NYC announced temporary cap it imposed last year to regulate the number of ride-share licenses in the city has been extended indefinitely
NYC, the largest American market for Uber, became the first city in the United States to regulate the growth of app-based rides last August
City officials announced crackdown on Uber "cruising" after data apparently showed Uber flooding Manhattan with empty cars looking for fares
New York City announced Wednesday that the temporary cap it imposed last year to regulate the number on for-hire licenses in the city has been extended indefinitely and introduced a second cap aimed at reducing "cruising" time.
New York City, the largest American market for Uber, became the first city in the United States to regulate the growth of app-based rides last August when Mayor Bill de Blasio signed a bill placing a temporary cap on new licenses for a year, with the exception of wheelchair accessible vehicles.
The City Council approved the 2018 package of bills that included the moratorium of the temporary cap while the city studied the rapidly changing industry.

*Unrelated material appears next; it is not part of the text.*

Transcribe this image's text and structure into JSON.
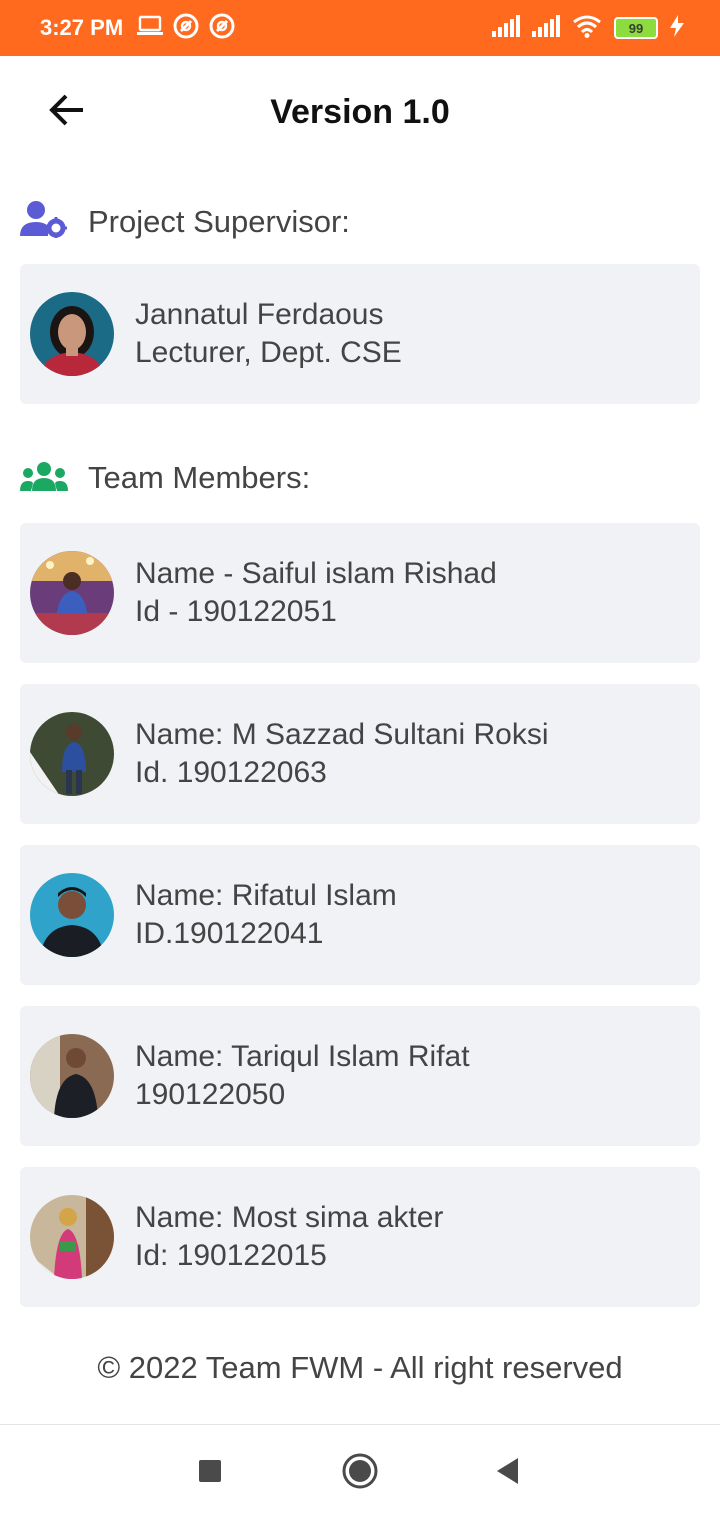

Also on Wednesday, de Blasio, speaking in front of drivers, announced a crackdown on big-corporation "cruising" after data apparently showed Uber and other corporations flooding Manhattan with empty cars, cruising around for fares. This practice is not only crushing yellow cabs, but it is exacerbating congestion.
Mayor de Blasio Celebrates Uber Regulations
Because of this, the newly introduced cap on the cruising time will mandate companies to reduce empty cruising to just 31 percent, by February 2020, of the time vehicles are on the road.
Strict penalties will be enforced, including the Taxi and Limousine Commission's right to suspend or revoke a company's license to operate in the city. For-hire ride companies, like Uber, could also face a heft fine of $1 million a month if they are found exceeding the percentage of empty cruising vehicle permitted.
The city is proposing capping the percent of time that for-hire vehicles can "cruise" without passengers south of 96th Street.
Burlington County Prosecutor's Office
These caps will take effect no later than Aug. 14, accRead More – Source